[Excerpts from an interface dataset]
___

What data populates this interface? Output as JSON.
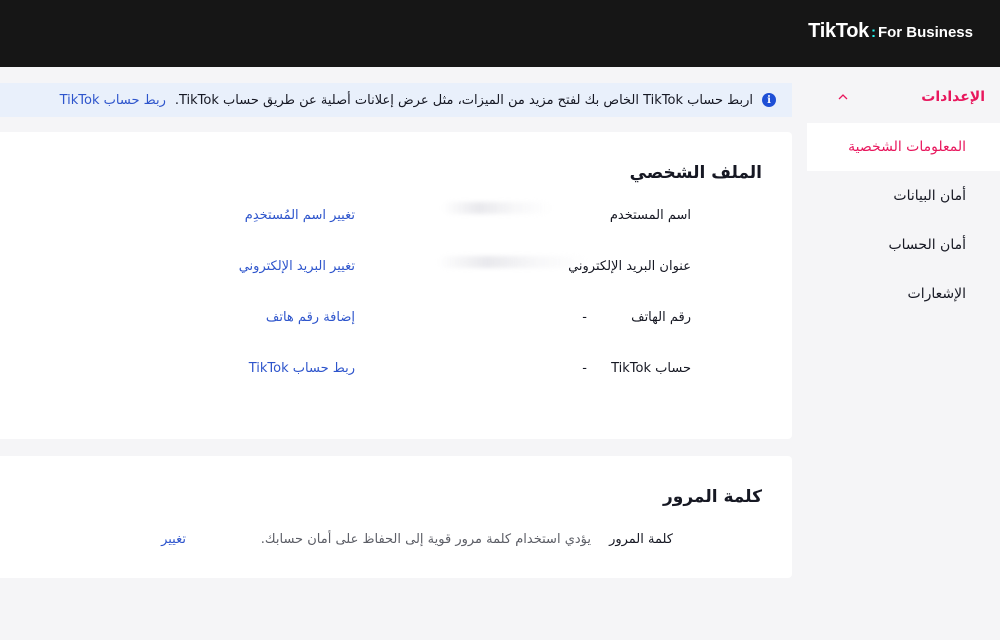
{
  "header": {
    "brand": "TikTok",
    "separator": ":",
    "product": "For Business"
  },
  "sidebar": {
    "section_label": "الإعدادات",
    "section_icon": "chevron-up-icon",
    "items": [
      {
        "label": "المعلومات الشخصية",
        "active": true
      },
      {
        "label": "أمان البيانات",
        "active": false
      },
      {
        "label": "أمان الحساب",
        "active": false
      },
      {
        "label": "الإشعارات",
        "active": false
      }
    ]
  },
  "banner": {
    "icon": "info-icon",
    "message": "اربط حساب TikTok الخاص بك لفتح مزيد من الميزات، مثل عرض إعلانات أصلية عن طريق حساب TikTok.",
    "link": "ربط حساب TikTok"
  },
  "profile": {
    "title": "الملف الشخصي",
    "rows": [
      {
        "label": "اسم المستخدم",
        "value": "",
        "action": "تغيير اسم المُستخدِم"
      },
      {
        "label": "عنوان البريد الإلكتروني",
        "value": "",
        "action": "تغيير البريد الإلكتروني"
      },
      {
        "label": "رقم الهاتف",
        "value": "-",
        "action": "إضافة رقم هاتف"
      },
      {
        "label": "حساب TikTok",
        "value": "-",
        "action": "ربط حساب TikTok"
      }
    ]
  },
  "password": {
    "title": "كلمة المرور",
    "label": "كلمة المرور",
    "description": "يؤدي استخدام كلمة مرور قوية إلى الحفاظ على أمان حسابك.",
    "action": "تغيير"
  },
  "colors": {
    "accent": "#e8175d",
    "link": "#2e55cc",
    "topbar": "#161616",
    "banner_bg": "#e9f0fb",
    "info_icon": "#1e4fd6"
  }
}
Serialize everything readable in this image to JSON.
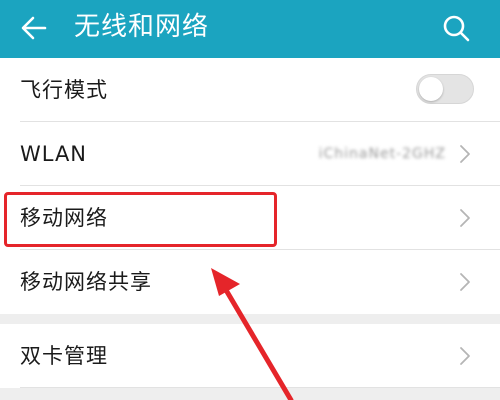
{
  "appbar": {
    "title": "无线和网络",
    "background_color": "#1ba4c0",
    "back_icon": "arrow-left-icon",
    "search_icon": "search-icon"
  },
  "settings": {
    "airplane_mode": {
      "label": "飞行模式",
      "enabled": false
    },
    "wlan": {
      "label": "WLAN",
      "value": "iChinaNet-2GHZ"
    },
    "mobile_network": {
      "label": "移动网络"
    },
    "tethering": {
      "label": "移动网络共享"
    },
    "dual_sim": {
      "label": "双卡管理"
    }
  },
  "annotation": {
    "highlight_color": "#e5252a",
    "highlighted_item": "移动网络"
  }
}
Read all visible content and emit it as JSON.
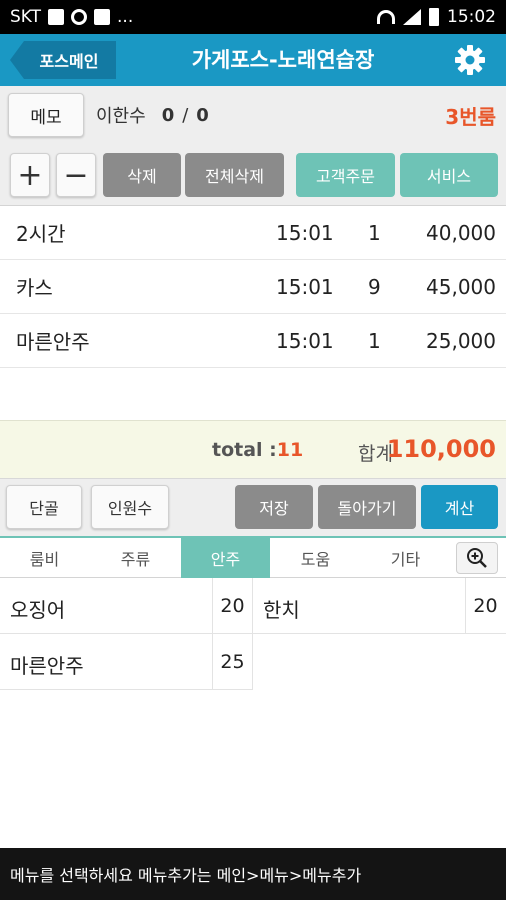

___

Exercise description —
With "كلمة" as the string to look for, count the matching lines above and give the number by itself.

Finished exercise —
3